Randal O’Toole Takes on Smart Growth in the NYT

The New York Times has a long profile today of Cato’s Randal O’Toole, scourge of urban planners.

But O’Toole doesn’t fit the portrait of a corporate advocate. On visits to Capitol Hill, he blends in as a middle-aged, middle-height man in a dark suit – but his beard gives him away, its shaggy twists seemingly fitting for a forest dweller. He wears a string tie that most Americans would only recognize on Colonel Sanders. His lapel doesn’t carry the standard-issue flag pin but a bronze bust of his dog, Chip. The Belgian tervuren won it in a dog show.

O’Toole routinely hikes and bikes dozens of miles, and he proudly announces that he has never driven a car to work. Far from living on a luxurious Virginia manor, he left his last Oregon town when it added a third stoplight.

Now, from his home computer in Camp Sherman, Ore., population 300, O’Toole rails against smart-growth policies as money sponges that never calm traffic, fill seats on trains, or help the environment.

The story ends with Randal on his way to a conference in Las Vegas, which I also attended. There in the 80-degree early morning heat, he biked 50 miles each morning, on a folding bicycle that he could fit into a suitcase – and still got back to the hotel in time to fix my Powerpoint before my speech. He’s a Renaissance man.

Washington Metro’s Problem: Too Much Money

The terrible Washington Metrorail crash that killed nine people has led to calls for more money for transit. Yet the real problem with Washington Metro, as with almost every other transit agency in this country, is that it has too much money – it just spends the money in the wrong places.

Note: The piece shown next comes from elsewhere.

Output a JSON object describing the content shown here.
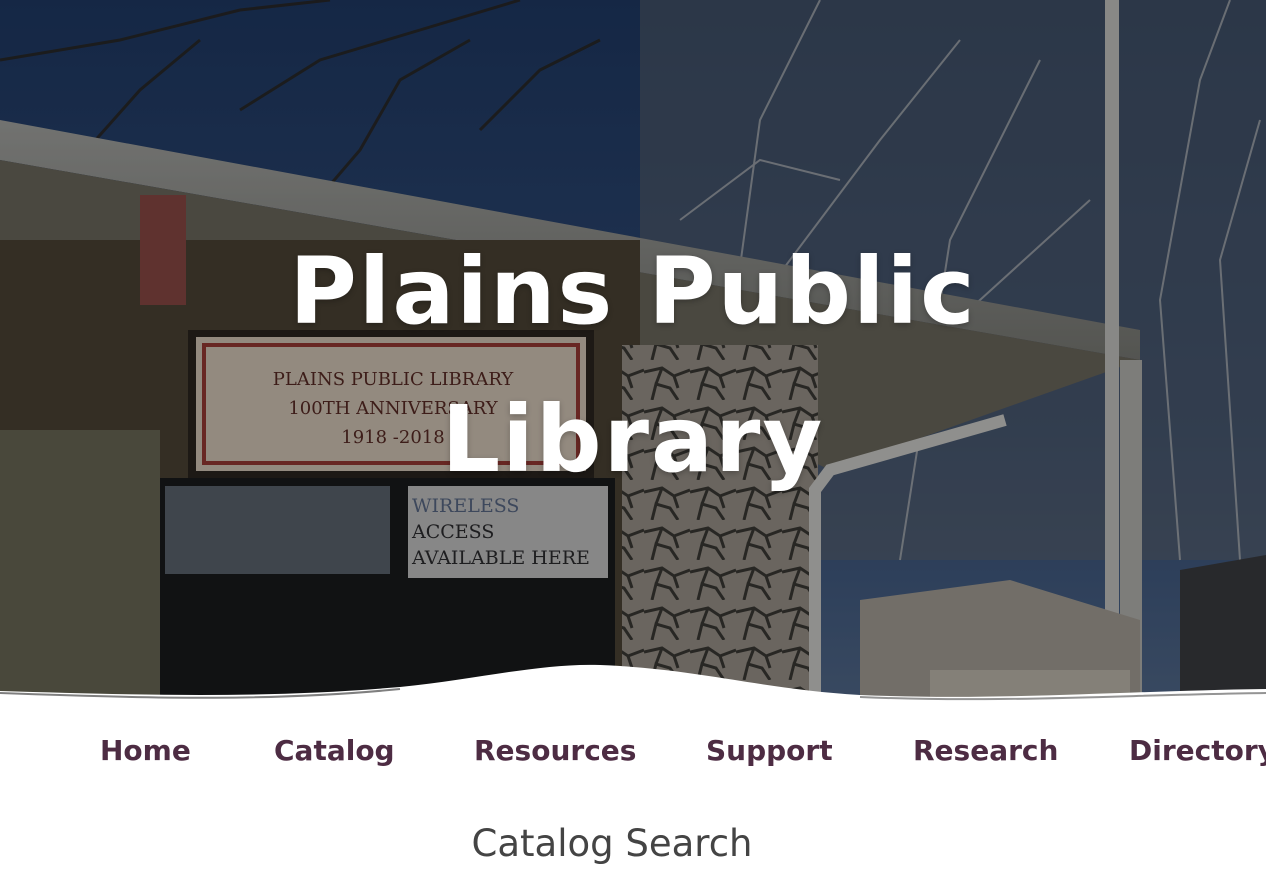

“More money” seems to be the solution to every transit issue. Is ridership down? Then transit agencies need more money to attract more riders. Is ridership up? Then agencies need more money because fares only cover a quarter of the costs.

Yet the truth is that urban transit is the most expensive form of transportation in the United States. Where the average auto user spends about 24 cents per passenger mile, transit costs more than 80 cents per passenger mile, three-fourths of which is subsidized by general taxpayers. Subsidies to auto driving average less than a penny per passenger mile. Where autos carry 85 percent of American passenger travel, transit carries about 1 percent.

When Congress began diverting highway user fees to transit in 1982, it gave transit agencies incentives to invest in high-cost transportation systems such as subways and light rail when lower-cost systems such as buses would often work just as well. Once they build the high-cost systems, the transit agencies never plan for the costs of reconstructing them, which is needed about every 30 years. The Washington Metro system, which was built as a “demonstration project” in the 1970s, is just a little ahead of the curve.

Now over 30 years old, Washington’s subways are beginning to break down. Before the recent accident, some of the symptoms were broken rails, smoke in the tunnels, and elevator and escalator outages.

Now we learn that the National Transportation Safety Board told Metro in 2006 to replace the cars that crashed on Monday because they were in danger of “telescoping,” which is what killed so many people in Monday’s accident. Also, the brakes were overdue for maintenance. Metro responded that it planned to eventually replace the obsolete cars, but didn’t have the money for it.

But it does have money to build an expensive new rail line to Tysons Corner and, eventually, Dulles Airport. Planners had originally recommended running bus-rapid transit along this route, but that wasn’t expensive enough so Metro decided to go with rails instead – at ten times the cost of the bus line.

The simple problem is that we have forgotten about the need to weigh revenues and costs. Instead, transit has become a favorite form of pork barrel and, for the slightly more idealistic, a method of social engineering, meaning a part of the Obama administration’s campaign to “coerce people out of their cars.”

That’s one more government program we can do without.